As an interim strategy towards boosting gender equality, the government could provide more support to local female entrepreneurs and help them scale or enhance their businesses. In 2016, the Mekong Business Initiative, in conjunction with the Australian government, produced a situation analysis of female-owned small and medium enterprises in Vietnam. The report identified a lack of financial knowledge, limited access to credit, fewer opportunities to participate in government-run trade promotions, and reduced networking opportunities as major barrios to female business owners. It made a series of policy recommendations to the Vietnamese government to assist female business owners, including the introduction of training schemes, improved access to borrowing, as well as building female business owner networks, and educating young girls about finance, human resources, and management.

However, there has been limited implementation and a limited increase in governmental support.

The next generation may be more inclusive. Vietnamese mothers are determined to educate their children on the importance of gender equality. Forkast News founder Angie Lau has been teaching her son lessons that go beyond old-fashioned gender paradigms. With the right messages, the next generation could go on to break traditional gender stereotypes and expand the role of women in the workforce.
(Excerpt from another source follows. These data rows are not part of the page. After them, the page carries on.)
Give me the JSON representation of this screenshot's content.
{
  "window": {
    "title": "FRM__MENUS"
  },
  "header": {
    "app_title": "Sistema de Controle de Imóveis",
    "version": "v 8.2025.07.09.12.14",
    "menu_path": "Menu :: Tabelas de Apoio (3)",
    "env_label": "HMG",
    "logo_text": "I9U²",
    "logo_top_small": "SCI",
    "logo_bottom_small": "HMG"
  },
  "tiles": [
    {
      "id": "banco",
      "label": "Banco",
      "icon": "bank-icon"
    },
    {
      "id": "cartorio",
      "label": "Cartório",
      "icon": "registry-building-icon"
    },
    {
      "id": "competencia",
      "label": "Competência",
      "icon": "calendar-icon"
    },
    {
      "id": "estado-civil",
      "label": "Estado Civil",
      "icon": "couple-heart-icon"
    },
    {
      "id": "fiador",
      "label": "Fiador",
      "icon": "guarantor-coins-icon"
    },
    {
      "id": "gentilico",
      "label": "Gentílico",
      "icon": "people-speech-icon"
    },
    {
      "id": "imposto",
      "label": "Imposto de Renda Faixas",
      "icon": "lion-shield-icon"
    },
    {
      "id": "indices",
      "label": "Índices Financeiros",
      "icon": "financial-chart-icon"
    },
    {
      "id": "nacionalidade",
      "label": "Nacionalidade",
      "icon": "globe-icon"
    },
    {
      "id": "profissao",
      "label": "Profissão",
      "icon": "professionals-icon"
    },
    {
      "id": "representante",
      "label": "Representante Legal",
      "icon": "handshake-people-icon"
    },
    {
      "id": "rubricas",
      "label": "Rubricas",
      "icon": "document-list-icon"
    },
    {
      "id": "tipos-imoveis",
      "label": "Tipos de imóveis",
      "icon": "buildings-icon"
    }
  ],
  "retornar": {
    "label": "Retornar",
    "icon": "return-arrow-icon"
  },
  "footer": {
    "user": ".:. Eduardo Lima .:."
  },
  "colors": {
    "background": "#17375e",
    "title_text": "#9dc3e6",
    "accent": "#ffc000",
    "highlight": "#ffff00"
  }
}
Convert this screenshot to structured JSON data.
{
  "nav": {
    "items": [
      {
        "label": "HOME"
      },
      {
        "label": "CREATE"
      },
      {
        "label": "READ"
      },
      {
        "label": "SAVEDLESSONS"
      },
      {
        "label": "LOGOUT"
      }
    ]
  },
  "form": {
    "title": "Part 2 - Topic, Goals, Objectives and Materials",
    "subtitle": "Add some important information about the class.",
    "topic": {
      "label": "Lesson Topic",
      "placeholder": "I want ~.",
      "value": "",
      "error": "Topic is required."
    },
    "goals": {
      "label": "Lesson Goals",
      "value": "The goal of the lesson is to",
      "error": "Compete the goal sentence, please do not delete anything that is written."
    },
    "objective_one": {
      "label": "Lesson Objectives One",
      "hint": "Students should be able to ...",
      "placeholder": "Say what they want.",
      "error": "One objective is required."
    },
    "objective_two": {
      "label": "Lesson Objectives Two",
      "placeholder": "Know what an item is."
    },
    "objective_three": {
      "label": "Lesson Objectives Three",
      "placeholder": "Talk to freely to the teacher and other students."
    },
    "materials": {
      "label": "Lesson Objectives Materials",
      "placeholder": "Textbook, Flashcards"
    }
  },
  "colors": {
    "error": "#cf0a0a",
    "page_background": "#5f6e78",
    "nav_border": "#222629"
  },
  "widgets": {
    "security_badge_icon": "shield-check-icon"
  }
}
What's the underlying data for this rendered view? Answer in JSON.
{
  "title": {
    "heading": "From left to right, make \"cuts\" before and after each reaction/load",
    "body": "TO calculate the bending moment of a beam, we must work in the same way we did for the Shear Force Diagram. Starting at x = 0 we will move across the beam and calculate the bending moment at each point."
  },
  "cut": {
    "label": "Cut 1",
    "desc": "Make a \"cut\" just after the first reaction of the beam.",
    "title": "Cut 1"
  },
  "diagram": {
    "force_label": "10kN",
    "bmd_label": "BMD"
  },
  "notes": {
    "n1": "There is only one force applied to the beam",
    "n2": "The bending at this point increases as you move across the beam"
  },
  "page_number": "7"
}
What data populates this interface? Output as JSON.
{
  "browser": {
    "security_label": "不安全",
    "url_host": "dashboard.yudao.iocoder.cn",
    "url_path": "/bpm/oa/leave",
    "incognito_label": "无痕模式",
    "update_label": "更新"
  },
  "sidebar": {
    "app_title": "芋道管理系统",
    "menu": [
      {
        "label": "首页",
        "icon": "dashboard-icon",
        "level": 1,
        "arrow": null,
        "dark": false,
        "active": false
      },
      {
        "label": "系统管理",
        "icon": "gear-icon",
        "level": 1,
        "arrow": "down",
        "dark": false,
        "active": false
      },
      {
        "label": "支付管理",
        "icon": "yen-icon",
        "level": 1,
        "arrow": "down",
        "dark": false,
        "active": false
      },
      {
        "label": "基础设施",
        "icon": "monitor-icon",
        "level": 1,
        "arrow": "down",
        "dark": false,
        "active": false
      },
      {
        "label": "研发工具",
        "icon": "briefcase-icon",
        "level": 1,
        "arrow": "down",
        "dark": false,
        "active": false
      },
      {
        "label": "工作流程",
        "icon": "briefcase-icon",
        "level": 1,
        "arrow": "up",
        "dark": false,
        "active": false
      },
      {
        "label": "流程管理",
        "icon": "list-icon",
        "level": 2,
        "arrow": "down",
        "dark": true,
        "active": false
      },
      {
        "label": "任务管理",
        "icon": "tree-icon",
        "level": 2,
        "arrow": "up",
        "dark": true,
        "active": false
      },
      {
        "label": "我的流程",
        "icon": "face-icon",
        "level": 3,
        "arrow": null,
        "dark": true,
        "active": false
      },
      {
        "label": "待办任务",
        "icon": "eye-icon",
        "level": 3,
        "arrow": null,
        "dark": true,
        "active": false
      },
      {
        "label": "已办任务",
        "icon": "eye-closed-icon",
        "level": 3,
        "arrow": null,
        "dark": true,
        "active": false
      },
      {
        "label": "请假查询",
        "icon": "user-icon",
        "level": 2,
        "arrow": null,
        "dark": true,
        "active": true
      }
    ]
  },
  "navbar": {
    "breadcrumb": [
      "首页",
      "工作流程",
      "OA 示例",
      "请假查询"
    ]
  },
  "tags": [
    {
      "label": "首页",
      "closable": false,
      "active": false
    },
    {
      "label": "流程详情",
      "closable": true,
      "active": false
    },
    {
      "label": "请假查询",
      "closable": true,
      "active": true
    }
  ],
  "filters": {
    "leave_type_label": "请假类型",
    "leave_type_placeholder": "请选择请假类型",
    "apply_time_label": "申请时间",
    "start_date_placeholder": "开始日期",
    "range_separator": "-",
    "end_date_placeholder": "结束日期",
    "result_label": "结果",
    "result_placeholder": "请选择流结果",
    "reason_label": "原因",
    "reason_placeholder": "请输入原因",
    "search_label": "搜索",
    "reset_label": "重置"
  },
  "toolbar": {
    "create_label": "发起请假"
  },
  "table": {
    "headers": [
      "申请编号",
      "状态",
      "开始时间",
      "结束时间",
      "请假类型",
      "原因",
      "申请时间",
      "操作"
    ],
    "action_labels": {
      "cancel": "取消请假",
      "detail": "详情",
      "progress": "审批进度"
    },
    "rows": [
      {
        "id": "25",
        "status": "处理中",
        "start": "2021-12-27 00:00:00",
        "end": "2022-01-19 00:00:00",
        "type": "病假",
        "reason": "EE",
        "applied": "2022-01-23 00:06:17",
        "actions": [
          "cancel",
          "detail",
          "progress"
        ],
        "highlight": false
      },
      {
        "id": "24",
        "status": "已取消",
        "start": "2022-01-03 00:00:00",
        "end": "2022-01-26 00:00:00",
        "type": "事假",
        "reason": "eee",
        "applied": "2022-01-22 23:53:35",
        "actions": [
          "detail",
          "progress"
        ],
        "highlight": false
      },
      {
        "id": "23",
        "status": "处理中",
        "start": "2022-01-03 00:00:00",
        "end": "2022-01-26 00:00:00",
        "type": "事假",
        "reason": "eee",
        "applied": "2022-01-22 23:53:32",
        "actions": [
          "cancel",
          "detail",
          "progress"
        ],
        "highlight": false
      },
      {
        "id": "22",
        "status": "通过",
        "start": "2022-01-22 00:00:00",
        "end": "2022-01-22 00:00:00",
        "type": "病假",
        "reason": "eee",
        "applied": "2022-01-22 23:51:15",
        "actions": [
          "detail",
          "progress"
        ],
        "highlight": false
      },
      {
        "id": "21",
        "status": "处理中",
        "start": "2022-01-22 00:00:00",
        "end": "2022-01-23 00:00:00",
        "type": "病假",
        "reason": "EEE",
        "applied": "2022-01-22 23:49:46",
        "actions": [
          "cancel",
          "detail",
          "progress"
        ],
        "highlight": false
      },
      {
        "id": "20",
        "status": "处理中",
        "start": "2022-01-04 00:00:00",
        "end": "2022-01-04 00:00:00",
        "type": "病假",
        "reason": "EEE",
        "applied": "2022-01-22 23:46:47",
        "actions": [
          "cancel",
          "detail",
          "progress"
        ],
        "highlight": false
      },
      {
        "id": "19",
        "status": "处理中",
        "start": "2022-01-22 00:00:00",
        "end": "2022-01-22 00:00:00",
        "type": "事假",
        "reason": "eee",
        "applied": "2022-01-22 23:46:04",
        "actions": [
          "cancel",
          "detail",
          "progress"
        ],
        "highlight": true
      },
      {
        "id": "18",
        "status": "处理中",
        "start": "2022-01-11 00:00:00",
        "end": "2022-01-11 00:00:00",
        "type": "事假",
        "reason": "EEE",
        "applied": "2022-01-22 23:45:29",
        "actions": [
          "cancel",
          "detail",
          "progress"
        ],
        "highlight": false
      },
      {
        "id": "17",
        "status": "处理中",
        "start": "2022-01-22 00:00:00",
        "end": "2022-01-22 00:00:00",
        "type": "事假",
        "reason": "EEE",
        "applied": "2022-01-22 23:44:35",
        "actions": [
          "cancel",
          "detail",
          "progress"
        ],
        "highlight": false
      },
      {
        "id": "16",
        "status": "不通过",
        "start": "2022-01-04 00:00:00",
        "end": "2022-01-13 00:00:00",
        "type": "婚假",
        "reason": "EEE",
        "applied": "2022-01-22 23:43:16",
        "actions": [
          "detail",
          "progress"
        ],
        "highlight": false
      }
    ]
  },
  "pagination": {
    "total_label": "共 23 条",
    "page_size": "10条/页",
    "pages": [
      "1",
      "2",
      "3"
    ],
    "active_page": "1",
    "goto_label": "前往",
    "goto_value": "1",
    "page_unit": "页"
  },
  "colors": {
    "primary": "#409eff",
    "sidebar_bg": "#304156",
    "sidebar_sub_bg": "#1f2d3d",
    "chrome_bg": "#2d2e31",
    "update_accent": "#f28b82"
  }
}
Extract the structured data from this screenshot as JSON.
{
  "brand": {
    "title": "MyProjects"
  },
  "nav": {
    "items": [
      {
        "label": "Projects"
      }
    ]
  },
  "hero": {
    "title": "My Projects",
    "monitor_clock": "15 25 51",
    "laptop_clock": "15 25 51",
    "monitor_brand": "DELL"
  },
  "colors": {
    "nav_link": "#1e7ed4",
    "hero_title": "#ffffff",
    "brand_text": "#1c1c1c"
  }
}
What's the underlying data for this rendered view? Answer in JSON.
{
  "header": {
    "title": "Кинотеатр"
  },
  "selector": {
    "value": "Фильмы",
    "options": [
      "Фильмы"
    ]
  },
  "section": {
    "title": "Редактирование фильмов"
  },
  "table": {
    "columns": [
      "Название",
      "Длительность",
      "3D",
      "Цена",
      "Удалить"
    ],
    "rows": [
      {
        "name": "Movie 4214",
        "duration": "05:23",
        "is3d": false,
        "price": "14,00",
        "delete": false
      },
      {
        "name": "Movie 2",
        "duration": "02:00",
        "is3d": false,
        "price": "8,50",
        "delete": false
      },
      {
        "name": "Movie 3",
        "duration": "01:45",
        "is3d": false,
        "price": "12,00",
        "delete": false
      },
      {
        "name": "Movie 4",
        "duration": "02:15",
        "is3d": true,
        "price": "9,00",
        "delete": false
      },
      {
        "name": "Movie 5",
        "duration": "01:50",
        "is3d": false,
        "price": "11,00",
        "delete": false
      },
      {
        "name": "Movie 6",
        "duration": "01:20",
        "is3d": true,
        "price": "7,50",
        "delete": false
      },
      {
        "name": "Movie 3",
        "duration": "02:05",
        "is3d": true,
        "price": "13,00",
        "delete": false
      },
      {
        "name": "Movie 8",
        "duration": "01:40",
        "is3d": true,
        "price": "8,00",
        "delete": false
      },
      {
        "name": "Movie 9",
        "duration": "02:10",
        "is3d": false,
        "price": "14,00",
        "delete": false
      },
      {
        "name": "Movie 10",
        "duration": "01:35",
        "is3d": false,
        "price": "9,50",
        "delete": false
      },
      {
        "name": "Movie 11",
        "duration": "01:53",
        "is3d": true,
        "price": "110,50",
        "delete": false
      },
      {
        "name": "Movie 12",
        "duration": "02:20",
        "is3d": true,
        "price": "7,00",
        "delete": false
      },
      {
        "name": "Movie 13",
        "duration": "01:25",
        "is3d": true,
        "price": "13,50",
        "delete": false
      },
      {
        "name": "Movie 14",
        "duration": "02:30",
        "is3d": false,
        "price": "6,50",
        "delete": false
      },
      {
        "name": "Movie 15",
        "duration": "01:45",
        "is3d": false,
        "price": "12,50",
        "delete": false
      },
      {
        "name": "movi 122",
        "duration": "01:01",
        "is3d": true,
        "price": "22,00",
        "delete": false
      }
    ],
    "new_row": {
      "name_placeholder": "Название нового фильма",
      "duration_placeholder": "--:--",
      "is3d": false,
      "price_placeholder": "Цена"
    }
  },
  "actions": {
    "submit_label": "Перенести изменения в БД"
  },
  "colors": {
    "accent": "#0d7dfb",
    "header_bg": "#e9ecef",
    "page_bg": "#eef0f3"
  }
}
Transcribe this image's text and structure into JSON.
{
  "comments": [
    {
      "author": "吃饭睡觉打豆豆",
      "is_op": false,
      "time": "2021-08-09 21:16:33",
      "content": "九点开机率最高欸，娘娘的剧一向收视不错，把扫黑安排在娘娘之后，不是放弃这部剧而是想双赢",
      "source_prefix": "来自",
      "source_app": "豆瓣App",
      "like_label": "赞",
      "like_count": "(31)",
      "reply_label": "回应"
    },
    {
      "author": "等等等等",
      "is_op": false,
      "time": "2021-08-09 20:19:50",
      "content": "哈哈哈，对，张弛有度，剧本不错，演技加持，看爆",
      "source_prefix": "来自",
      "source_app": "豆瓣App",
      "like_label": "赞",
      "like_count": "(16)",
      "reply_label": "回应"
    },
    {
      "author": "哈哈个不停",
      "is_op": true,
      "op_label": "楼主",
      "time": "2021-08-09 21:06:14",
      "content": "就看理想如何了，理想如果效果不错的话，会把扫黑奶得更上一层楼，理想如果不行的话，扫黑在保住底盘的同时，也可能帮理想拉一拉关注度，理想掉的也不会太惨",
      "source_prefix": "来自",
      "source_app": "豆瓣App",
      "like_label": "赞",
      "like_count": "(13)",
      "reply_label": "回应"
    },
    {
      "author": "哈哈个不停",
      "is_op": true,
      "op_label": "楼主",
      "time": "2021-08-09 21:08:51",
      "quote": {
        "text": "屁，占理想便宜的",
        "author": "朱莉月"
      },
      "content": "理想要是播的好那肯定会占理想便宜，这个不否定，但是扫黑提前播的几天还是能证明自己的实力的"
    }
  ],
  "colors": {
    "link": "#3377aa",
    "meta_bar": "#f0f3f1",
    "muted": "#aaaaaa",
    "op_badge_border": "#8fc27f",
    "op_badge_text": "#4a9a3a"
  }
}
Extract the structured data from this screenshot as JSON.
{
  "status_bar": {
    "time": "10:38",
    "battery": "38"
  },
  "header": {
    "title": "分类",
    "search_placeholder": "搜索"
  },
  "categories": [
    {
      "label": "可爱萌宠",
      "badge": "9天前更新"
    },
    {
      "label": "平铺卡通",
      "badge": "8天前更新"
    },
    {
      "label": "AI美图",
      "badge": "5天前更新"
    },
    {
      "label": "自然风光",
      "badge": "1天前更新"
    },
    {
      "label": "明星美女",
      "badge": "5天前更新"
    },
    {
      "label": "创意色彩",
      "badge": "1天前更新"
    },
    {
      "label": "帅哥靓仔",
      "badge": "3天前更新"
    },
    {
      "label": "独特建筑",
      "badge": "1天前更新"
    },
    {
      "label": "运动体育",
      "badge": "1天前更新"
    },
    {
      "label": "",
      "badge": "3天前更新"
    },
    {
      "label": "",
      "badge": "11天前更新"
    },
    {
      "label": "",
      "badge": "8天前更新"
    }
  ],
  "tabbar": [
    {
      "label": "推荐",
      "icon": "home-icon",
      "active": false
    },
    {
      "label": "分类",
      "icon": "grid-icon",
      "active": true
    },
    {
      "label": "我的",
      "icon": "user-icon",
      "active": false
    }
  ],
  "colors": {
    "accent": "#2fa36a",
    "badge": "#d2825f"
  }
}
In the meantime, the government should be taking steps to foster entrepreneurial spirit among Vietnamese women. Gender equality is more than a pipe dream, it is a social responsibility, and a good investment decision. If the Vietnamese government can’t be enticed by the social benefits for gender equality, maybe the economic benefits will push it into action.

About the Author

Joelyn Chan
Joelyn is a freelance writer based in Singapore. She graduated from Nanyang Technological University with a Double Bachelor in Accountancy and Business. During her free time, she explores the latest developments in fintech and business.